Supplied records →
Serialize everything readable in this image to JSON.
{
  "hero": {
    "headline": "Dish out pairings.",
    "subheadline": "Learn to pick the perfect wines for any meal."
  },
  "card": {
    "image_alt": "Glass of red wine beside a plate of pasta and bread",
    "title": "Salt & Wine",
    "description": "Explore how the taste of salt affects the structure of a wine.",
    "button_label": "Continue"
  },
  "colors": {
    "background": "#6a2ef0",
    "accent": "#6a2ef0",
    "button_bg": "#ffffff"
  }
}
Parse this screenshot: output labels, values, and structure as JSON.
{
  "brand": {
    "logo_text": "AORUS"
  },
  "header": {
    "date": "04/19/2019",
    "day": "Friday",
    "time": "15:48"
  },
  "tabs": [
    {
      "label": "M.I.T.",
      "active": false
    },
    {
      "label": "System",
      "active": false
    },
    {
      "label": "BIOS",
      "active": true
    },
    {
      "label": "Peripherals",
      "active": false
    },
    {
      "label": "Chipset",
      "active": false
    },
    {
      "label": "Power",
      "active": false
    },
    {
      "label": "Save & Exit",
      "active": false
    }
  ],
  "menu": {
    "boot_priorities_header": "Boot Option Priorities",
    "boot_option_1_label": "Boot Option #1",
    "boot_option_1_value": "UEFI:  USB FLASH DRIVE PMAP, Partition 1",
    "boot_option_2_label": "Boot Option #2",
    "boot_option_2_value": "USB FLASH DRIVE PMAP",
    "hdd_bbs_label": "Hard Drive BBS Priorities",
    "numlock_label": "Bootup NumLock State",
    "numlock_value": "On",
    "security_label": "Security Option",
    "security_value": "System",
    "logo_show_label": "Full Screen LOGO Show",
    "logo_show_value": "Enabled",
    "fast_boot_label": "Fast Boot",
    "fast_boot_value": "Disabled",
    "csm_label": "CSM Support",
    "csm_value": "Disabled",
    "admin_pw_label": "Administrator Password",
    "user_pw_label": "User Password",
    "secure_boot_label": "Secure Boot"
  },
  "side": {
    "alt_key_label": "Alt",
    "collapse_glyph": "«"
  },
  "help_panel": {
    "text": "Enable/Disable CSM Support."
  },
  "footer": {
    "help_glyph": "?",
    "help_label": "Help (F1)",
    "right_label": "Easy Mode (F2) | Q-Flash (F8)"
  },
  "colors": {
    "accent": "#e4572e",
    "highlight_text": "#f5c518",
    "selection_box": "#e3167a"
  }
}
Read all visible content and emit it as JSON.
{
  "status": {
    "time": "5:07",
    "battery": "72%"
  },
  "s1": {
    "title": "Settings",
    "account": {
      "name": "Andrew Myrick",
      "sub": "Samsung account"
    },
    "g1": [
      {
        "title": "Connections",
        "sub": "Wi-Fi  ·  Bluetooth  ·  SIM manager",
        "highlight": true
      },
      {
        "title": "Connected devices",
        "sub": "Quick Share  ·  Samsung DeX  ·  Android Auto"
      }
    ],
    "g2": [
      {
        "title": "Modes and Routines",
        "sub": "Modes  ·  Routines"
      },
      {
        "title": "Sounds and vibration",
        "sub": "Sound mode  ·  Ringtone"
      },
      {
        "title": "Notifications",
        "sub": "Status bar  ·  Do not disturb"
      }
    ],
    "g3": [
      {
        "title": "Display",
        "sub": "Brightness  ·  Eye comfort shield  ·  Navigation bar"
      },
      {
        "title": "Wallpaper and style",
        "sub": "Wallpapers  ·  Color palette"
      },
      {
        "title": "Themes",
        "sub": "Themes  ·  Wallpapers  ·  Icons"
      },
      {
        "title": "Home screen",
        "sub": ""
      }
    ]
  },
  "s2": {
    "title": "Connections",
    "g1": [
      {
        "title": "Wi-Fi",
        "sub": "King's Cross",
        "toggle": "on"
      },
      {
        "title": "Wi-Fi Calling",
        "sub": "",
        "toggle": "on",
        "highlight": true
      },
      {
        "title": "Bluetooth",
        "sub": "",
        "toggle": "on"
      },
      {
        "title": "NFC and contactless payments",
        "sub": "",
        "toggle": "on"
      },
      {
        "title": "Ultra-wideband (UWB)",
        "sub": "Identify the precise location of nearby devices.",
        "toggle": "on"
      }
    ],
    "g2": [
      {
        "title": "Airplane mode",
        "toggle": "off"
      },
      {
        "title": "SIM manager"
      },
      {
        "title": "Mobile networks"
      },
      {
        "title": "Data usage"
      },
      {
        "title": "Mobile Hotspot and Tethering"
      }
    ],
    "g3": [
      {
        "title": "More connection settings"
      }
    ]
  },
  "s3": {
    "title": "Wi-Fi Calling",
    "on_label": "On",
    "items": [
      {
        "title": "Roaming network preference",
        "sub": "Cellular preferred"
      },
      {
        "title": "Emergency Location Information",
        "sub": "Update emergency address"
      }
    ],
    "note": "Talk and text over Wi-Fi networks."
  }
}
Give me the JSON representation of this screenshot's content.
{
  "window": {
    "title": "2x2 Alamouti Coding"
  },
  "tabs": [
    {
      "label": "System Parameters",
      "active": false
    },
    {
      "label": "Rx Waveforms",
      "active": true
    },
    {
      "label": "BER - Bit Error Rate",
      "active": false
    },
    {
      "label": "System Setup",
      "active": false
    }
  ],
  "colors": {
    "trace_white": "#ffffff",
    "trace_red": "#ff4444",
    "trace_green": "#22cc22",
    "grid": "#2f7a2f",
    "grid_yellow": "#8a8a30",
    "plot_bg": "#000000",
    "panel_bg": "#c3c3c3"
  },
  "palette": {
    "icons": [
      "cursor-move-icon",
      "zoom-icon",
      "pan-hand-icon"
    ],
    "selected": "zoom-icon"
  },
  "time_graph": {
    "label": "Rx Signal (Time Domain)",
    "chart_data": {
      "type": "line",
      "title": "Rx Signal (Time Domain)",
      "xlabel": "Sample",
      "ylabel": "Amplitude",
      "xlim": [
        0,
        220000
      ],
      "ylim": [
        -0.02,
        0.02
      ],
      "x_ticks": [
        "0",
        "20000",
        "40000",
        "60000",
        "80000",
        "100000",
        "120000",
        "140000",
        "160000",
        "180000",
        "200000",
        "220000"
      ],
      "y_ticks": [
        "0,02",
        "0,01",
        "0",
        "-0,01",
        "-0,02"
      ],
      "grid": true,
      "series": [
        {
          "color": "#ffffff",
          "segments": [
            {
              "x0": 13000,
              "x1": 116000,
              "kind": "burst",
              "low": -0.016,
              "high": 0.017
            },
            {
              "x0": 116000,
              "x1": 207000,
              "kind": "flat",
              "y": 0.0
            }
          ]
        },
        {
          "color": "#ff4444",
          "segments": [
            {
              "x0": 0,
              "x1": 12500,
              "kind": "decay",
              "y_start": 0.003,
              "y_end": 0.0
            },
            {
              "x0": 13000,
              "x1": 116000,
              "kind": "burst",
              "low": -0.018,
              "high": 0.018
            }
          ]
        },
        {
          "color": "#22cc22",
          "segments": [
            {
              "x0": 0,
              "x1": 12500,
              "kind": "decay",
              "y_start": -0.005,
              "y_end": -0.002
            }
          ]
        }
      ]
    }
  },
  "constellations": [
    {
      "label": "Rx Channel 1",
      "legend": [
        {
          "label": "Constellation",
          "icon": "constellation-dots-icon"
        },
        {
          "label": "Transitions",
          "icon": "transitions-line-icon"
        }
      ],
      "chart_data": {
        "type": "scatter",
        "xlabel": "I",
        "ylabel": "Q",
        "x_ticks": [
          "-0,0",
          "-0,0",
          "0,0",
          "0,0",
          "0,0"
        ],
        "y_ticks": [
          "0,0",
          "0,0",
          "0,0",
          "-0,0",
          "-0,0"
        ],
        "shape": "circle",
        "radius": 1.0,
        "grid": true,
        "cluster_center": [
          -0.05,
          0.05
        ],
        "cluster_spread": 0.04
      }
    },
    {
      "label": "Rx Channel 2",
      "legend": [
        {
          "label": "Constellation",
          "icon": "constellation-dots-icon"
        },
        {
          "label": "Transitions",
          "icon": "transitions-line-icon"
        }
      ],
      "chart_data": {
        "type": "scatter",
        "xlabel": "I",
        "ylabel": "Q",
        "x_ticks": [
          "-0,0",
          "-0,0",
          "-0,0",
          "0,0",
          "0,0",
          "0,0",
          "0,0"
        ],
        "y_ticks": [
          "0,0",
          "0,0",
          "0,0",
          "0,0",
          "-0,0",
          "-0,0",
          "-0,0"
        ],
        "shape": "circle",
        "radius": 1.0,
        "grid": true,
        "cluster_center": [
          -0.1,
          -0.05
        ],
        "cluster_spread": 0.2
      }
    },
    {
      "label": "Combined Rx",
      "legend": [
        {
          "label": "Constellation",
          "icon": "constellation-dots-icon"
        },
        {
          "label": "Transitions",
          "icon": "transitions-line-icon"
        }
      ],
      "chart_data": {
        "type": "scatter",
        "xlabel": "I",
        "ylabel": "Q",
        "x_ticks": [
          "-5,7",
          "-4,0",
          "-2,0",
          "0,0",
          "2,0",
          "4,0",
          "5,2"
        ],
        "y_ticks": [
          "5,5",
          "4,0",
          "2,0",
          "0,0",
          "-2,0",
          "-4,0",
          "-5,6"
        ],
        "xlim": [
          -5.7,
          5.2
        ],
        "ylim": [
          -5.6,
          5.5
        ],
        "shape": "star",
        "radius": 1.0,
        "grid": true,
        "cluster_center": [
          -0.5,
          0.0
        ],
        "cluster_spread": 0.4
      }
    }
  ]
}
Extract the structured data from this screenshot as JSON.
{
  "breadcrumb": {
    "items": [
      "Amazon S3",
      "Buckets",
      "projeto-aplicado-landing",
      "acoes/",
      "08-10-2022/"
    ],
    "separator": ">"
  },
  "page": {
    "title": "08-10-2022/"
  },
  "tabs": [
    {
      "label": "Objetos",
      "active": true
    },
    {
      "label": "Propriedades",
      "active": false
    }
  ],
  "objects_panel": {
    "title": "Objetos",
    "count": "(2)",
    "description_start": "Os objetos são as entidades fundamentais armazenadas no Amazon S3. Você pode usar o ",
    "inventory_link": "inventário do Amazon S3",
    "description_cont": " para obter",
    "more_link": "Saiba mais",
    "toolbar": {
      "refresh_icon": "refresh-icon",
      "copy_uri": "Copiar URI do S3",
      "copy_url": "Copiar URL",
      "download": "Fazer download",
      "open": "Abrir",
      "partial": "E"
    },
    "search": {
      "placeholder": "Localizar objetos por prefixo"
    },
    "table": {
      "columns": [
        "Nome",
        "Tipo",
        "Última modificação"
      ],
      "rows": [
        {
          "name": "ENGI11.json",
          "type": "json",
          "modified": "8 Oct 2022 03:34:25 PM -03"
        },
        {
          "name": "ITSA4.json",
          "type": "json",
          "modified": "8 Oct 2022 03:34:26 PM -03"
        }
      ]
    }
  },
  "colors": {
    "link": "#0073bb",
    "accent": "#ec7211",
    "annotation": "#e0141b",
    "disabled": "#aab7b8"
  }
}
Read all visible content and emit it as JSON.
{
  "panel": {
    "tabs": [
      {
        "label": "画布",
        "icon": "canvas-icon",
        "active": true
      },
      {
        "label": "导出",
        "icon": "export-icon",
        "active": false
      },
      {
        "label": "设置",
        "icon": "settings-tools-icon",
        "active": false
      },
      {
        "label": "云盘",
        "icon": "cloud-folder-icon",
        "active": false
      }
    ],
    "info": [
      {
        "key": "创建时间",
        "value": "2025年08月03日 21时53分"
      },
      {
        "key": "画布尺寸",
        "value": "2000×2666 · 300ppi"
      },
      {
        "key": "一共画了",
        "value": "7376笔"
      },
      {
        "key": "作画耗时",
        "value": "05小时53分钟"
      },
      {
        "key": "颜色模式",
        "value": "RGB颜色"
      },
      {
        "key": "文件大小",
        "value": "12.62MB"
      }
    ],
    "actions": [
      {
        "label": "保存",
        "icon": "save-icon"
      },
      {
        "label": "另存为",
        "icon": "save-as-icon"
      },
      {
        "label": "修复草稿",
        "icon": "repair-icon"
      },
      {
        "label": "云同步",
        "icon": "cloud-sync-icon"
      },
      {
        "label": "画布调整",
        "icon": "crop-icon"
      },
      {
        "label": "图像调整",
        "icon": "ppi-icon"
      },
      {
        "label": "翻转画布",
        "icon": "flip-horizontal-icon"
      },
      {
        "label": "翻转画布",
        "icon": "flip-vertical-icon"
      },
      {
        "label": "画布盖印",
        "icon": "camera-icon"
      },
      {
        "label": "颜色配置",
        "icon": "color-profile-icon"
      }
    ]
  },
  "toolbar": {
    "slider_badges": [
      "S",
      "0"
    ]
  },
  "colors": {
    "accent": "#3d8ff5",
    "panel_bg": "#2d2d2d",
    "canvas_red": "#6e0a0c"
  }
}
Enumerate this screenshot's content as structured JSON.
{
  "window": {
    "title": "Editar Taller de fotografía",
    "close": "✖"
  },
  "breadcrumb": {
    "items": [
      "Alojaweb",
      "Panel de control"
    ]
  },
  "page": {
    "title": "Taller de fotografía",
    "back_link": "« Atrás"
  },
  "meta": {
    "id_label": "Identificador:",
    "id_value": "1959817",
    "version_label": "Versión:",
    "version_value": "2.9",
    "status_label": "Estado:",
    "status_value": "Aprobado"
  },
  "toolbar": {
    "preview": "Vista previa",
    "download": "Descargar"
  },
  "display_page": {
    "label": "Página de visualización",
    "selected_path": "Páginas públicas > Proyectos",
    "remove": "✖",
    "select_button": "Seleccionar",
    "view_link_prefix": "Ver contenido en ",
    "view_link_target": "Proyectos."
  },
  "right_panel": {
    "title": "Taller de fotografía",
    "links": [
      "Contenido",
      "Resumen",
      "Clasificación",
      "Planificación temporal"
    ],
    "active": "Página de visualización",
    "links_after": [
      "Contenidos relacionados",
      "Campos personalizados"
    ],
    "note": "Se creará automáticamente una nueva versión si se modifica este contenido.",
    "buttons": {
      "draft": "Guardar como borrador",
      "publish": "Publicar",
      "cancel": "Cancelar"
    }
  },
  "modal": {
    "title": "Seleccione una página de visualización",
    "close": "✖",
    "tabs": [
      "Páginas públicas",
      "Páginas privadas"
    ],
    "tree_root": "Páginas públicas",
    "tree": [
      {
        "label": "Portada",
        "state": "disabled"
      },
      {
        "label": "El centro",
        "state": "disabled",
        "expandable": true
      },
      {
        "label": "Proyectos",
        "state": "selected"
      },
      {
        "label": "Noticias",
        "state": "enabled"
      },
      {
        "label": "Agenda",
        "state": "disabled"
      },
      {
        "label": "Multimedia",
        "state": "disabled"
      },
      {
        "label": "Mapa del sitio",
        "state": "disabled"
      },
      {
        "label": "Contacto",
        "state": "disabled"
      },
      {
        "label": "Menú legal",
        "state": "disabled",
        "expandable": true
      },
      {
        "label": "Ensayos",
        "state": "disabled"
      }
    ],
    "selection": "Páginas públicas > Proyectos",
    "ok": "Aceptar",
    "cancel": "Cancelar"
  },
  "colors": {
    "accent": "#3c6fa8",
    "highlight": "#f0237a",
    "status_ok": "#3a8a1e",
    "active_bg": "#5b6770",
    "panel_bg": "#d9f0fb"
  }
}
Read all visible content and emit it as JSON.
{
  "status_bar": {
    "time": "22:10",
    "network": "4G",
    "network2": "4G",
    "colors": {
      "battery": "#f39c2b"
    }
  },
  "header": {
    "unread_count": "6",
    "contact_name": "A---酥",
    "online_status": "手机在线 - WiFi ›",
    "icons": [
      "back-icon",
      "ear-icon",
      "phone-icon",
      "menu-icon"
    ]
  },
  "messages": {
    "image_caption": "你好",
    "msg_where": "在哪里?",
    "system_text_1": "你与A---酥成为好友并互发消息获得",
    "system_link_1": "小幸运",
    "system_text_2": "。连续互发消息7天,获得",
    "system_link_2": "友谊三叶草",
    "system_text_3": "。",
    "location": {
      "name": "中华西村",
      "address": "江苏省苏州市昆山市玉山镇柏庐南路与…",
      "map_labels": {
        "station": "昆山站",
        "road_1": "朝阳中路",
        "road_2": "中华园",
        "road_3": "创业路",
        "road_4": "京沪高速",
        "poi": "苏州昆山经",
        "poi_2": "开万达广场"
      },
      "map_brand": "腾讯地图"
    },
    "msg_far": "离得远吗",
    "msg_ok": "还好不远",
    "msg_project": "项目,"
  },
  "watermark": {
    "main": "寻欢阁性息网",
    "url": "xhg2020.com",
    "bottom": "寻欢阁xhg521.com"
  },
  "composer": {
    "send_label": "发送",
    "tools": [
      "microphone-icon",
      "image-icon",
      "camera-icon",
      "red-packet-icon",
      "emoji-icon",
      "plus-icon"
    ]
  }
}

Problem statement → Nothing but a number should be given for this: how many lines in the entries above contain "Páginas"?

Answer section → 5